To do —
Repeat the data exactly as it appears.

Source data —
_ _ _ _ _
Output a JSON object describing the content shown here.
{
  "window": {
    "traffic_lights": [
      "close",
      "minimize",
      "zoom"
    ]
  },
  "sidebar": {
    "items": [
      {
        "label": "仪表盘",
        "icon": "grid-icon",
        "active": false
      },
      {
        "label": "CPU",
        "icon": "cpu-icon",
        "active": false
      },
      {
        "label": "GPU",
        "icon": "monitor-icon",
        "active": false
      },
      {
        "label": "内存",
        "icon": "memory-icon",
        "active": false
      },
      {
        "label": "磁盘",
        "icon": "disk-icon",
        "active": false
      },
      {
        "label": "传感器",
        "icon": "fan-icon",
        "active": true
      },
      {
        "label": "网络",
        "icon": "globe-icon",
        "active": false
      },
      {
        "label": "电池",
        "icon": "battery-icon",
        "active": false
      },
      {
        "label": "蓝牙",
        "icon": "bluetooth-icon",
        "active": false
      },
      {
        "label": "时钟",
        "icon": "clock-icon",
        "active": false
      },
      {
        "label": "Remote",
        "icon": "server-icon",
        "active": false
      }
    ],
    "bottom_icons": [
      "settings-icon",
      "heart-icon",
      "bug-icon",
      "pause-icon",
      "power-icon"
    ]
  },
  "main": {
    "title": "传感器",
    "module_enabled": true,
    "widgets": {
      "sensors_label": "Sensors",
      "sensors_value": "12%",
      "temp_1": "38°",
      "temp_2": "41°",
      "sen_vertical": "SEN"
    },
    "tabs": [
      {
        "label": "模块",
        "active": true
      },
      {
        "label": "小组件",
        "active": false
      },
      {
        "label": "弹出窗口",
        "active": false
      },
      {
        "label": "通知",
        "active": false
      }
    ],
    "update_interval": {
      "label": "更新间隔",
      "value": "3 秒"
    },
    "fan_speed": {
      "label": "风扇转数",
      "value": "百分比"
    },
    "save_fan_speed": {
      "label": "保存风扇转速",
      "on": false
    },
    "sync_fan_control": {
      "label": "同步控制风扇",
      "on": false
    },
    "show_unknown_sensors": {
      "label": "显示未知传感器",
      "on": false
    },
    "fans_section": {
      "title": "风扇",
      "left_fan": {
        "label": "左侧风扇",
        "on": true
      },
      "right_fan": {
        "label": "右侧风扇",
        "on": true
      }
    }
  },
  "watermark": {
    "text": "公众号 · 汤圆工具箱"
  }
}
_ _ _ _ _
Answer section —
Output a JSON object describing the content shown here.
{
  "window": {
    "traffic_lights": [
      "close",
      "minimize",
      "zoom"
    ]
  },
  "sidebar": {
    "items": [
      {
        "label": "仪表盘",
        "icon": "grid-icon",
        "active": false
      },
      {
        "label": "CPU",
        "icon": "cpu-icon",
        "active": false
      },
      {
        "label": "GPU",
        "icon": "monitor-icon",
        "active": false
      },
      {
        "label": "内存",
        "icon": "memory-icon",
        "active": false
      },
      {
        "label": "磁盘",
        "icon": "disk-icon",
        "active": false
      },
      {
        "label": "传感器",
        "icon": "fan-icon",
        "active": true
      },
      {
        "label": "网络",
        "icon": "globe-icon",
        "active": false
      },
      {
        "label": "电池",
        "icon": "battery-icon",
        "active": false
      },
      {
        "label": "蓝牙",
        "icon": "bluetooth-icon",
        "active": false
      },
      {
        "label": "时钟",
        "icon": "clock-icon",
        "active": false
      },
      {
        "label": "Remote",
        "icon": "server-icon",
        "active": false
      }
    ],
    "bottom_icons": [
      "settings-icon",
      "heart-icon",
      "bug-icon",
      "pause-icon",
      "power-icon"
    ]
  },
  "main": {
    "title": "传感器",
    "module_enabled": true,
    "widgets": {
      "sensors_label": "Sensors",
      "sensors_value": "12%",
      "temp_1": "38°",
      "temp_2": "41°",
      "sen_vertical": "SEN"
    },
    "tabs": [
      {
        "label": "模块",
        "active": true
      },
      {
        "label": "小组件",
        "active": false
      },
      {
        "label": "弹出窗口",
        "active": false
      },
      {
        "label": "通知",
        "active": false
      }
    ],
    "update_interval": {
      "label": "更新间隔",
      "value": "3 秒"
    },
    "fan_speed": {
      "label": "风扇转数",
      "value": "百分比"
    },
    "save_fan_speed": {
      "label": "保存风扇转速",
      "on": false
    },
    "sync_fan_control": {
      "label": "同步控制风扇",
      "on": false
    },
    "show_unknown_sensors": {
      "label": "显示未知传感器",
      "on": false
    },
    "fans_section": {
      "title": "风扇",
      "left_fan": {
        "label": "左侧风扇",
        "on": true
      },
      "right_fan": {
        "label": "右侧风扇",
        "on": true
      }
    }
  },
  "watermark": {
    "text": "公众号 · 汤圆工具箱"
  }
}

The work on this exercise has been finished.